As the White Paper acknowledges, “the depletion of civic institutions, including local government, has gone hand-in-hand with deteriorating economic and social performance”. Rebuilding this capacity will be crucial to local public service improvement. The problem is not new: over the last 25 years successive governments have pursued a range of (often disjointed) initiatives to improve the provision of public services for cross-cutting issues, be it through legal reform, joint funding models or other measures.

We are not the first to explore these issues. Most notably, in 2015 the Institute for Government (IfG) attempted to identify key central government attempts to join up public services since 1997. And our own work has explored local perspectives on collaboration to tackle complex cross-cutting social issues. Are we rallying together? examined ten cases of innovative, local, cross-sector collaborations to improve public service provision. However, there appears to be little work exploring the link between central intervention and local coordination capacity.

Learning the lessons from 25 years of ‘joining up’

We are investigating the lessons from past attempts to address public service fragmentation, to better understand how the current government can rebuild local capacity to support more coordination in local public services. We hope to bridge what we see as a gap in past work, between central government action and the impact it has on local areas. And in doing so, we hope to speak to a number of the themes articulated in the White Paper.
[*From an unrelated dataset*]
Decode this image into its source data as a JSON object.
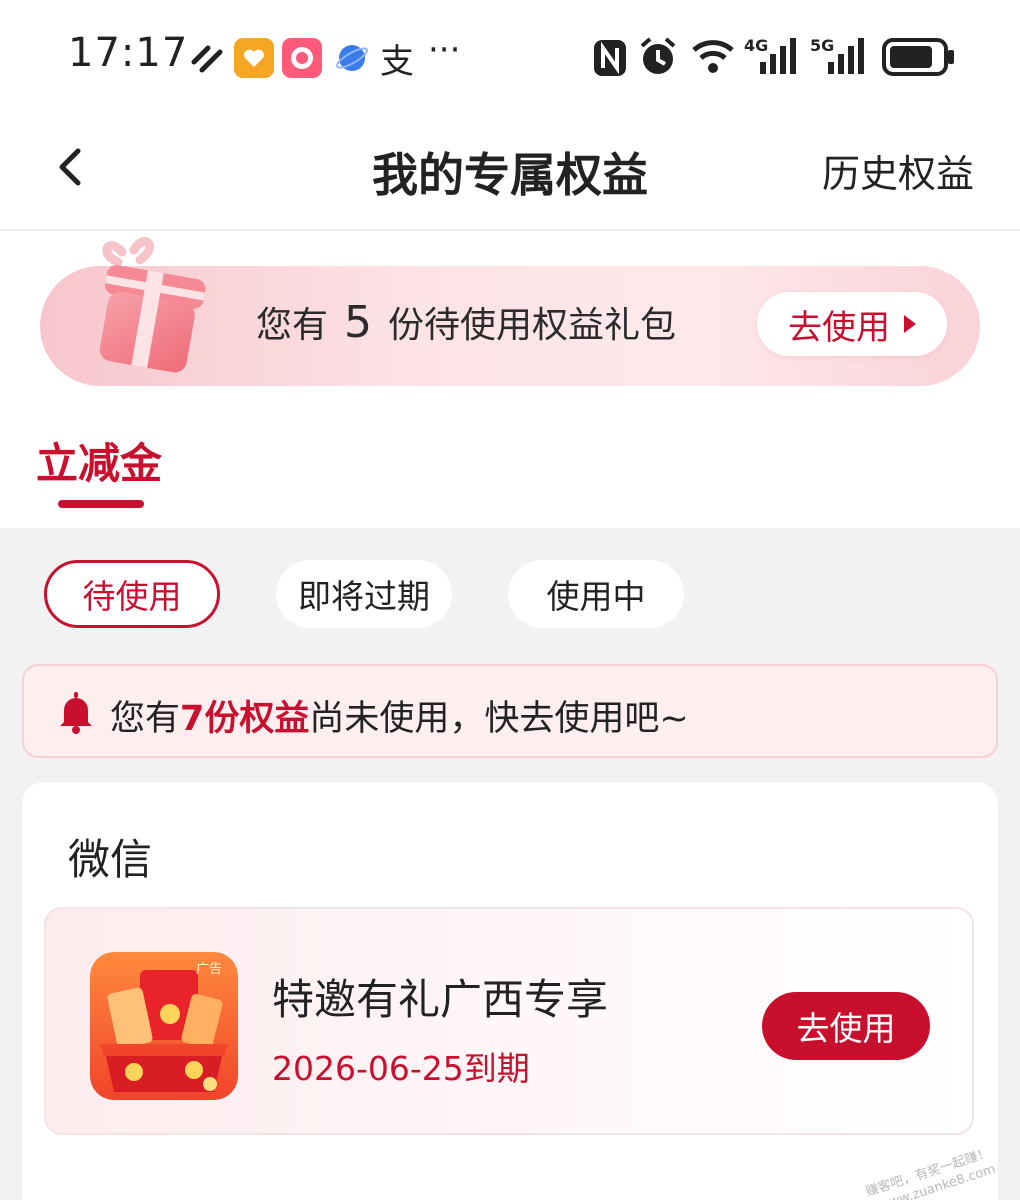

First, by extending and deepening IfG’s analysis, we hope to develop a comprehensive picture of the attempts by central government to join up public services from 1997 to present. This will cover a range of programmes, including the New Deal for Communities, the Life Chances Fund, and the Towns Fund. We will explore the centrally-held levers with which national government has acted such as legislation, funding, and ‘soft’ measures like targets – as well as the elements of local institutional capacity these interventions have aspired to bolster.
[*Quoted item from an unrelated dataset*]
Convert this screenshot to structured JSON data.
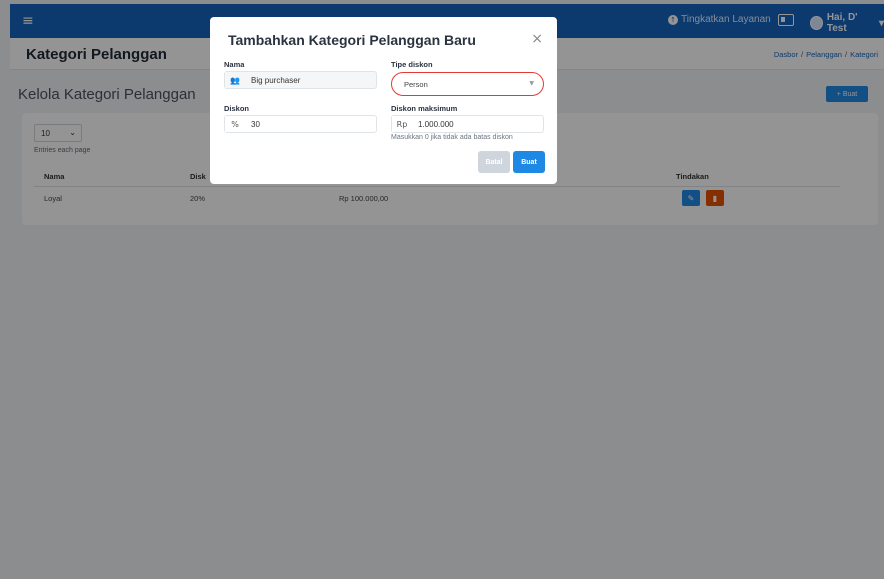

In addition, the White Paper acknowledges that “coordination across many different arms of policy” will be required to achieve meaningful change. We will seek to identify the links between these different programmes, to better understand the coordination (or lack thereof) across the many different departments and policy programmes attempting to achieve local joining up.
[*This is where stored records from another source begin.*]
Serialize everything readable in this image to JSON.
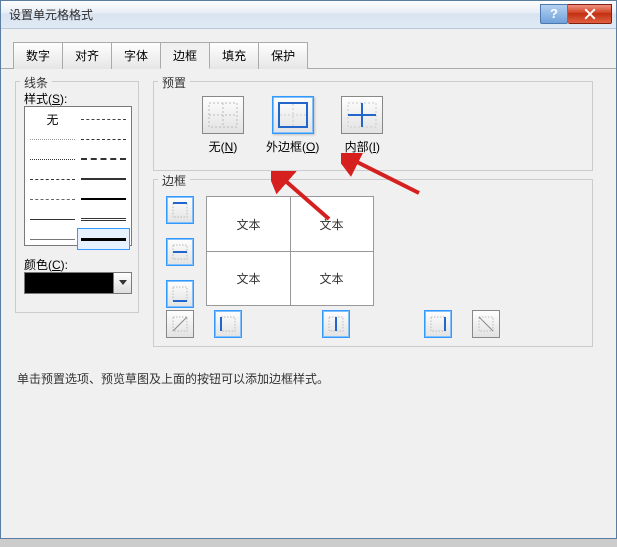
{
  "title": "设置单元格格式",
  "tabs": [
    "数字",
    "对齐",
    "字体",
    "边框",
    "填充",
    "保护"
  ],
  "active_tab": 3,
  "sections": {
    "line": "线条",
    "preset": "预置",
    "border": "边框"
  },
  "style_label_prefix": "样式(",
  "style_label_u": "S",
  "style_label_suffix": "):",
  "style_none": "无",
  "color_label_prefix": "颜色(",
  "color_label_u": "C",
  "color_label_suffix": "):",
  "presets": {
    "none": {
      "label_prefix": "无(",
      "u": "N",
      "suffix": ")"
    },
    "outline": {
      "label_prefix": "外边框(",
      "u": "O",
      "suffix": ")"
    },
    "inside": {
      "label_prefix": "内部(",
      "u": "I",
      "suffix": ")"
    }
  },
  "preview_text": "文本",
  "hint": "单击预置选项、预览草图及上面的按钮可以添加边框样式。",
  "color_value": "#000000"
}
However, as well as exploring the central government perspective, we also want to gain a better understanding of the impact these programmes have had at a local level. To better understand the “inefficiencies, decision-making complexity and reporting burdens which result from the number of local funding pots and the strings attached to them”, we want to examine the ways in which 25 years of programmes have been experienced by particular places, and the extent to which interventions have complemented or clashed with one another.

Finally, we will tackle some of the more fundamental questions surrounding the relationship between central government and local places. The root cause of the present lack of local capacity is the hollowing out of local government, with power taken away from local authorities and centralised. In this context, have centrally-led programmes been enough to boost local capacity, and indeed, can they ever be? Or do we need more fundamental reform? The White Paper sets out an ambition to empower local decision making and details a devolution framework, but does it go far enough?

While our analysis is driven by past policy, we hope that by exploring these issues, we can support central government, local government and partners in the voluntary sector to build local capacity to deliver better public services. Levelling up looks set to shape the domestic policy agenda for at least the next decade. If it is to achieve its ambitious social objectives, and really improve the outcomes of those on the losing end of the UK’s spatial inequalities, learning the lessons of past efforts will be crucial.